* **Problem**: Every line below that has the string "this" needs to be copied.

* **Given data**:
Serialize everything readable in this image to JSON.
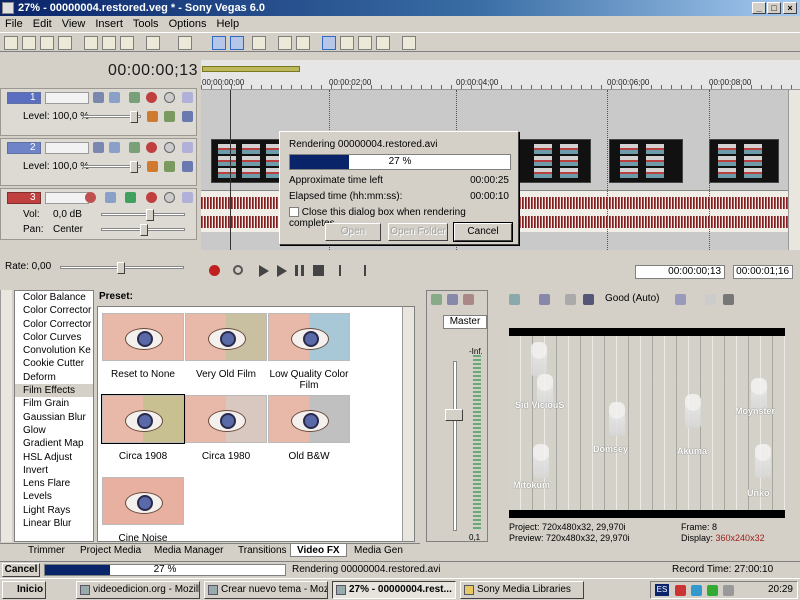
{
  "window": {
    "title": "27% - 00000004.restored.veg * - Sony Vegas 6.0"
  },
  "menu": [
    "File",
    "Edit",
    "View",
    "Insert",
    "Tools",
    "Options",
    "Help"
  ],
  "timecode": "00:00:00;13",
  "ruler": {
    "labels": [
      "00:00:00;00",
      "00:00:02;00",
      "00:00:04;00",
      "00:00:06;00",
      "00:00:08;00"
    ]
  },
  "tracks": [
    {
      "number": "1",
      "type": "video",
      "param_label": "Level:",
      "param_value": "100,0 %"
    },
    {
      "number": "2",
      "type": "video",
      "param_label": "Level:",
      "param_value": "100,0 %"
    },
    {
      "number": "3",
      "type": "audio",
      "vol_label": "Vol:",
      "vol_value": "0,0 dB",
      "pan_label": "Pan:",
      "pan_value": "Center"
    }
  ],
  "rate": "Rate: 0,00",
  "render_dialog": {
    "title": "Rendering 00000004.restored.avi",
    "progress_percent": 27,
    "progress_text": "27 %",
    "approx_label": "Approximate time left",
    "approx_value": "00:00:25",
    "elapsed_label": "Elapsed time (hh:mm:ss):",
    "elapsed_value": "00:00:10",
    "checkbox_label": "Close this dialog box when rendering completes",
    "checkbox_checked": false,
    "btn_open": "Open",
    "btn_open_folder": "Open Folder",
    "btn_cancel": "Cancel"
  },
  "transport": {
    "cursor_time": "00:00:00;13",
    "selection_length": "00:00:01;16"
  },
  "fx_list": [
    "Color Balance",
    "Color Corrector",
    "Color Corrector",
    "Color Curves",
    "Convolution Ke",
    "Cookie Cutter",
    "Deform",
    "Film Effects",
    "Film Grain",
    "Gaussian Blur",
    "Glow",
    "Gradient Map",
    "HSL Adjust",
    "Invert",
    "Lens Flare",
    "Levels",
    "Light Rays",
    "Linear Blur"
  ],
  "fx_selected": "Film Effects",
  "preset_title": "Preset:",
  "presets": [
    "Reset to None",
    "Very Old Film",
    "Low Quality Color Film",
    "Circa 1908",
    "Circa 1980",
    "Old B&W",
    "Cine Noise"
  ],
  "tabs": [
    "Trimmer",
    "Project Media",
    "Media Manager",
    "Transitions",
    "Video FX",
    "Media Gen"
  ],
  "active_tab": "Video FX",
  "mixer": {
    "master_label": "Master",
    "level_top": "-Inf.",
    "level_bottom": "0,1"
  },
  "preview": {
    "quality": "Good (Auto)",
    "video_labels": [
      "Sid ViciouS",
      "Moynster",
      "Domsey",
      "Akuma",
      "Mitokum",
      "Unko"
    ],
    "project_label": "Project:",
    "project_value": "720x480x32, 29,970i",
    "preview_label": "Preview:",
    "preview_value": "720x480x32, 29,970i",
    "frame_label": "Frame:",
    "frame_value": "8",
    "display_label": "Display:",
    "display_value": "360x240x32"
  },
  "status": {
    "cancel": "Cancel",
    "progress_percent": 27,
    "progress_text": "27 %",
    "message": "Rendering 00000004.restored.avi",
    "record_time": "Record Time: 27:00:10"
  },
  "taskbar": {
    "start": "Inicio",
    "tasks": [
      "videoedicion.org - Mozilla",
      "Crear nuevo tema - Mozilla",
      "27% - 00000004.rest...",
      "Sony Media Libraries"
    ],
    "active_task_index": 2,
    "lang": "ES",
    "clock": "20:29"
  },
  "colors": {
    "progress": "#0a246a",
    "display_value": "#a0201c",
    "title_start": "#0a246a"
  }
}
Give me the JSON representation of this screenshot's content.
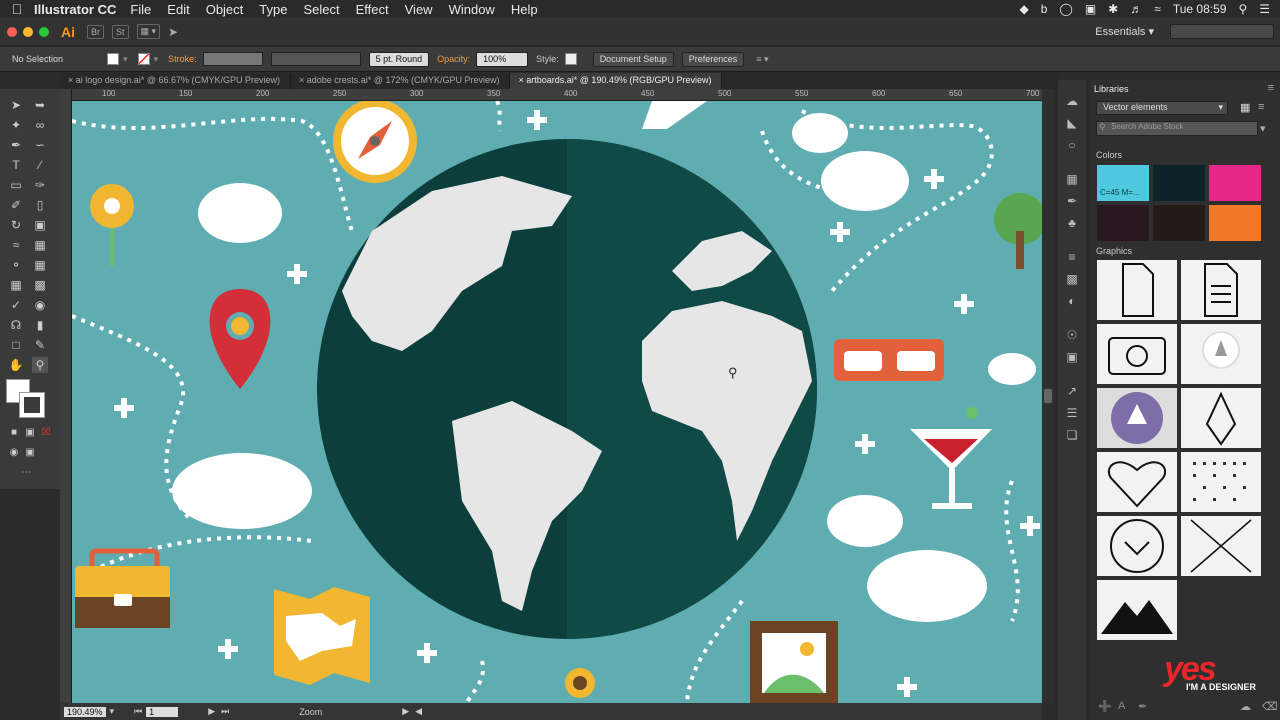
{
  "menubar": {
    "app_name": "Illustrator CC",
    "items": [
      "File",
      "Edit",
      "Object",
      "Type",
      "Select",
      "Effect",
      "View",
      "Window",
      "Help"
    ],
    "clock": "Tue 08:59"
  },
  "appbar": {
    "logo": "Ai",
    "bridge": "Br",
    "stock": "St",
    "workspace": "Essentials"
  },
  "control": {
    "selection": "No Selection",
    "stroke_label": "Stroke:",
    "brush": "5 pt. Round",
    "opacity_label": "Opacity:",
    "opacity_value": "100%",
    "style_label": "Style:",
    "document_setup": "Document Setup",
    "preferences": "Preferences"
  },
  "tabs": [
    {
      "label": "ai logo design.ai* @ 66.67% (CMYK/GPU Preview)",
      "active": false
    },
    {
      "label": "adobe crests.ai* @ 172% (CMYK/GPU Preview)",
      "active": false
    },
    {
      "label": "artboards.ai* @ 190.49% (RGB/GPU Preview)",
      "active": true
    }
  ],
  "ruler": {
    "ticks": [
      "100",
      "150",
      "200",
      "250",
      "300",
      "350",
      "400",
      "450",
      "500",
      "550",
      "600",
      "650",
      "700"
    ]
  },
  "status": {
    "zoom": "190.49%",
    "page": "1",
    "tool": "Zoom"
  },
  "libraries": {
    "title": "Libraries",
    "library_name": "Vector elements",
    "search_placeholder": "Search Adobe Stock",
    "colors_label": "Colors",
    "color_hint": "C=45 M=...",
    "colors": [
      "#4fc8e0",
      "#0c2428",
      "#e5278a",
      "#2a1820",
      "#241b16",
      "#f07a2a"
    ],
    "graphics_label": "Graphics"
  },
  "watermark": {
    "brand": "yes",
    "tagline": "I'M A DESIGNER"
  },
  "colors": {
    "canvas": "#5fadb1",
    "globe_dark": "#0c3f3c",
    "land": "#e6e6e6"
  }
}
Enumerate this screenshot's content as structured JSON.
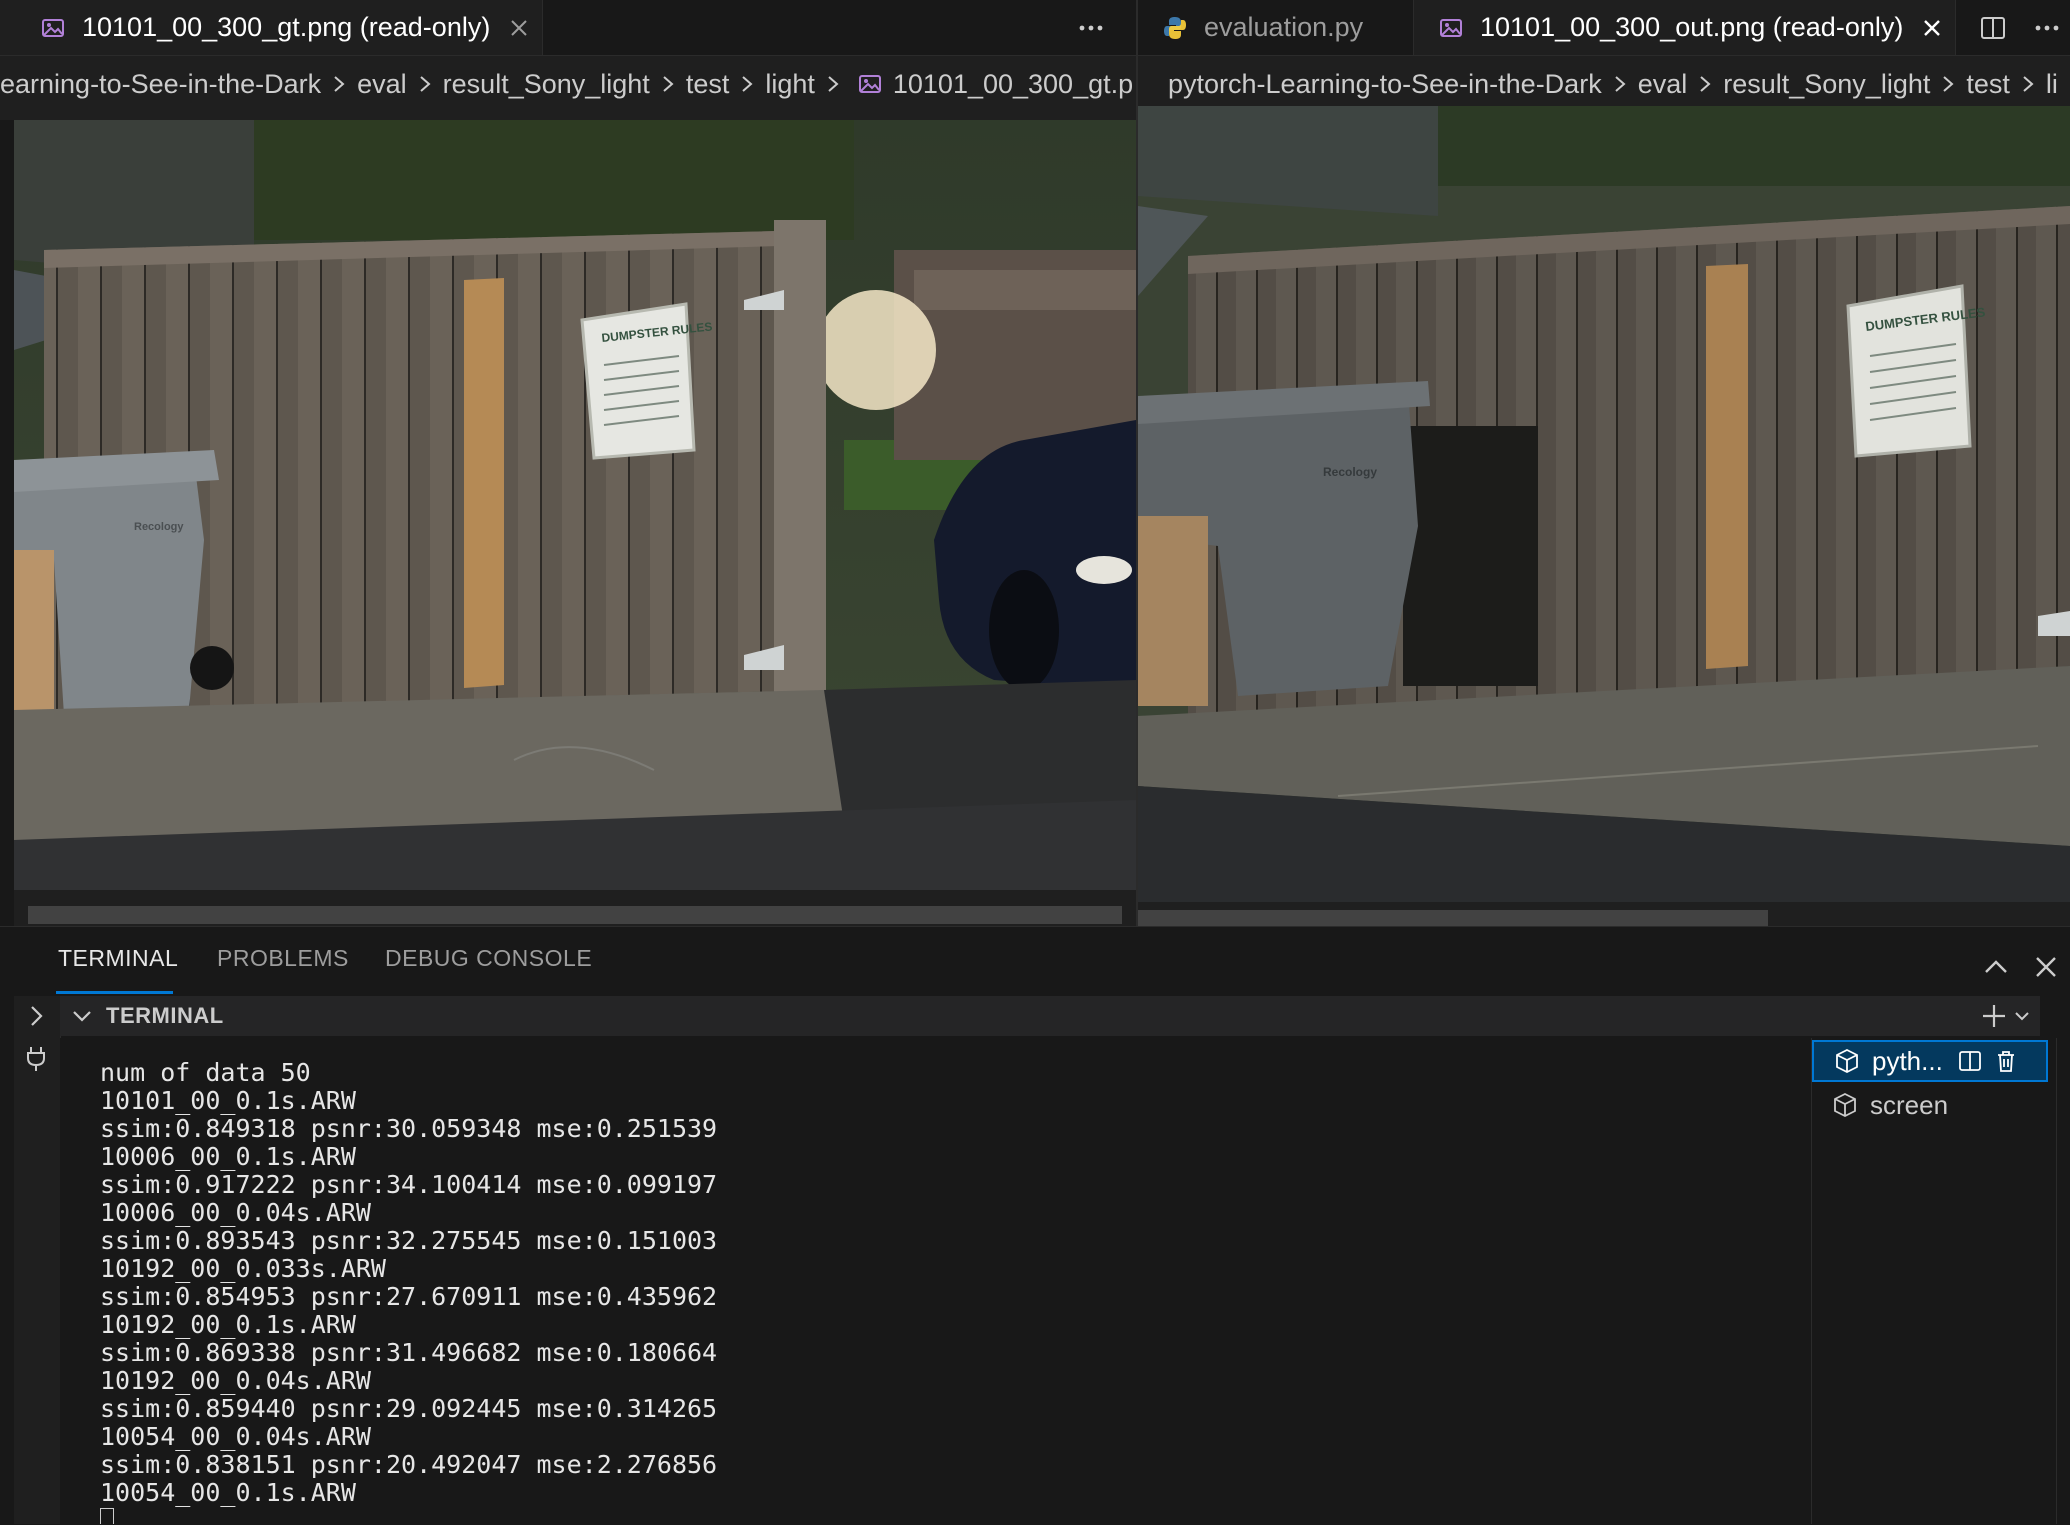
{
  "left_group": {
    "tab": {
      "label": "10101_00_300_gt.png (read-only)"
    },
    "breadcrumb": [
      "earning-to-See-in-the-Dark",
      "eval",
      "result_Sony_light",
      "test",
      "light"
    ],
    "breadcrumb_file": "10101_00_300_gt.p"
  },
  "right_group": {
    "tabs": [
      {
        "label": "evaluation.py"
      },
      {
        "label": "10101_00_300_out.png (read-only)"
      }
    ],
    "breadcrumb": [
      "pytorch-Learning-to-See-in-the-Dark",
      "eval",
      "result_Sony_light",
      "test",
      "li"
    ]
  },
  "images": {
    "left_sign": "DUMPSTER RULES",
    "right_sign": "DUMPSTER RULES",
    "left_bin_label": "Recology",
    "right_bin_label": "Recology"
  },
  "panel": {
    "tabs": [
      "TERMINAL",
      "PROBLEMS",
      "DEBUG CONSOLE"
    ],
    "active_tab": "TERMINAL",
    "section_title": "TERMINAL"
  },
  "terminal": {
    "lines": [
      "num of data 50",
      "10101_00_0.1s.ARW",
      "ssim:0.849318 psnr:30.059348 mse:0.251539",
      "10006_00_0.1s.ARW",
      "ssim:0.917222 psnr:34.100414 mse:0.099197",
      "10006_00_0.04s.ARW",
      "ssim:0.893543 psnr:32.275545 mse:0.151003",
      "10192_00_0.033s.ARW",
      "ssim:0.854953 psnr:27.670911 mse:0.435962",
      "10192_00_0.1s.ARW",
      "ssim:0.869338 psnr:31.496682 mse:0.180664",
      "10192_00_0.04s.ARW",
      "ssim:0.859440 psnr:29.092445 mse:0.314265",
      "10054_00_0.04s.ARW",
      "ssim:0.838151 psnr:20.492047 mse:2.276856",
      "10054_00_0.1s.ARW"
    ]
  },
  "terminal_list": [
    {
      "label": "pyth...",
      "selected": true
    },
    {
      "label": "screen",
      "selected": false
    }
  ],
  "colors": {
    "accent": "#0078d4",
    "editor_bg": "#1f1f1f",
    "tabbar_bg": "#181818",
    "image_icon": "#b180d7",
    "python_blue": "#3c78aa",
    "python_yellow": "#ffd43b"
  }
}
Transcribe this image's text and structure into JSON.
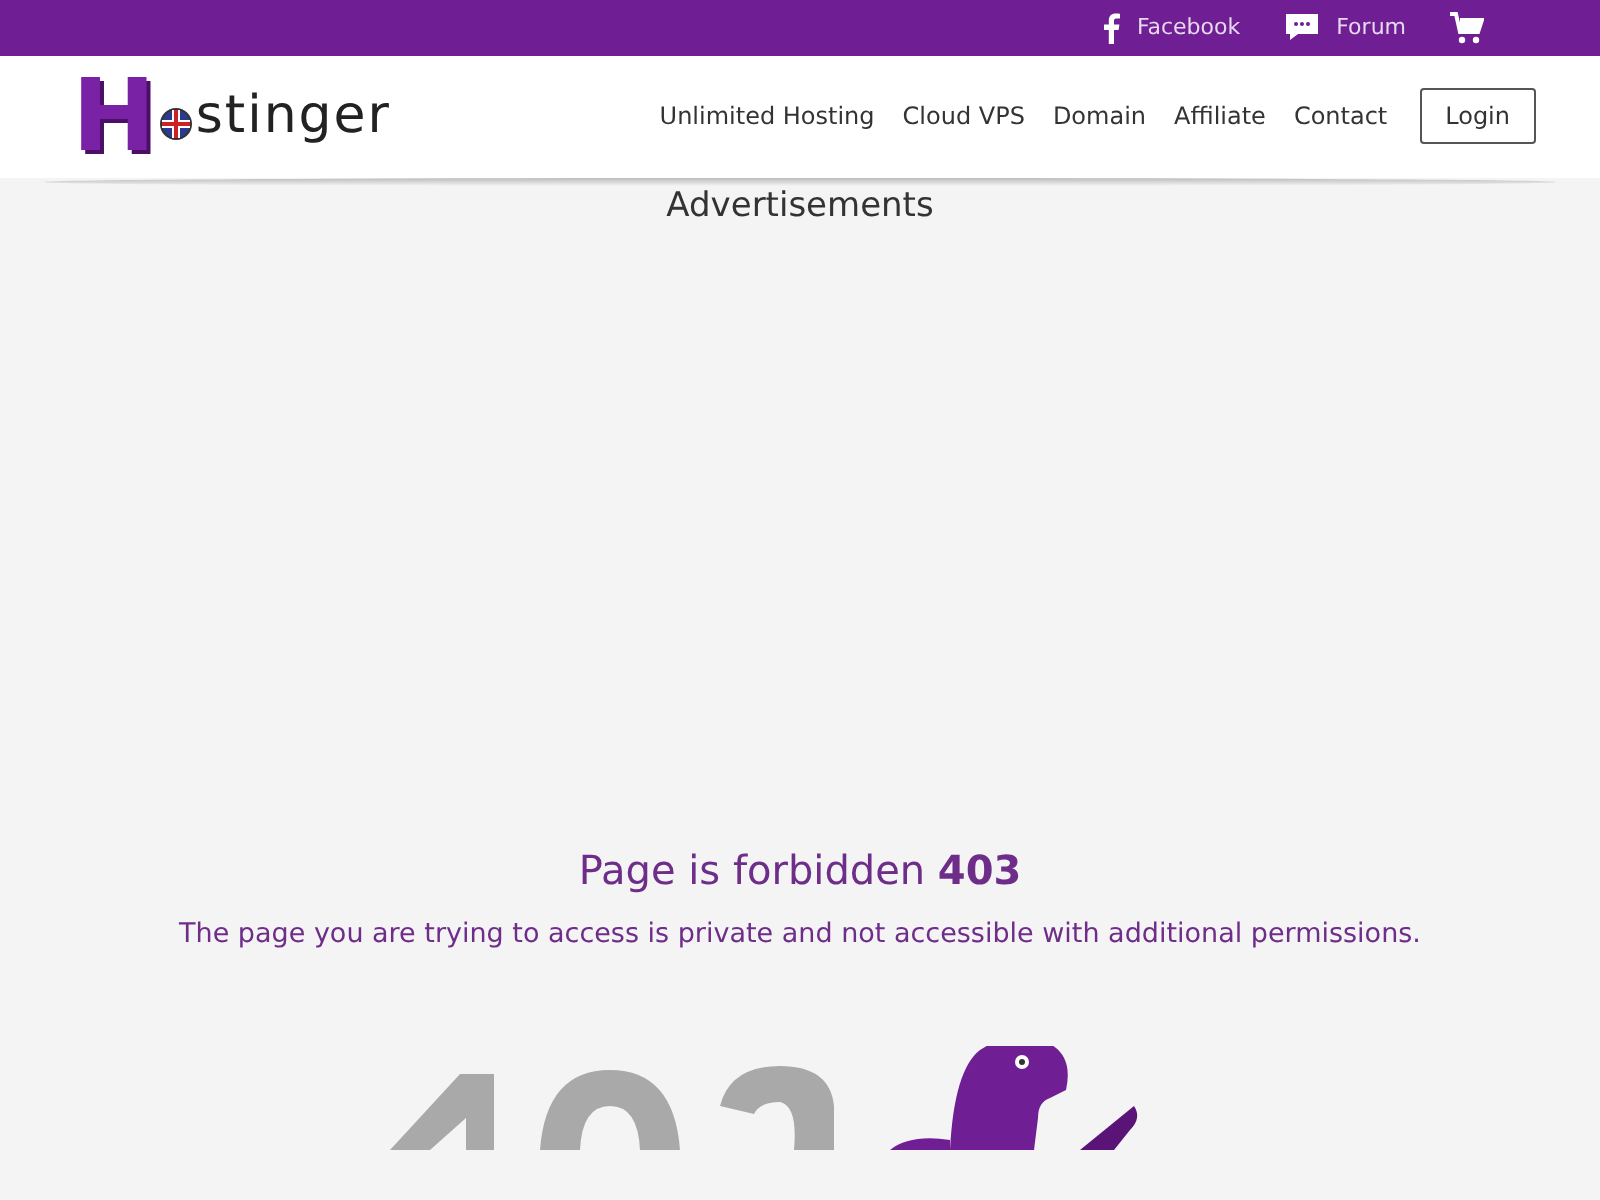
{
  "top_bar": {
    "links": [
      {
        "kind": "facebook",
        "label": "Facebook"
      },
      {
        "kind": "forum",
        "label": "Forum"
      },
      {
        "kind": "cart"
      }
    ]
  },
  "header": {
    "logo": {
      "initial": "H",
      "rest": "stinger"
    },
    "nav": [
      "Unlimited Hosting",
      "Cloud VPS",
      "Domain",
      "Affiliate",
      "Contact"
    ],
    "login": "Login"
  },
  "ads": {
    "title": "Advertisements"
  },
  "error": {
    "title": "Page is forbidden **403**",
    "message": "The page you are trying to access is private and not accessible with additional permissions."
  }
}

* **Exercise answer**:
Serialize everything readable in this image to JSON.
    "checkbox_label": "Close this dialog box when rendering completes",
Give me the JSON representation of this screenshot's content.
Enumerate this screenshot's content as structured JSON.
Transcribe this image's text and structure into JSON.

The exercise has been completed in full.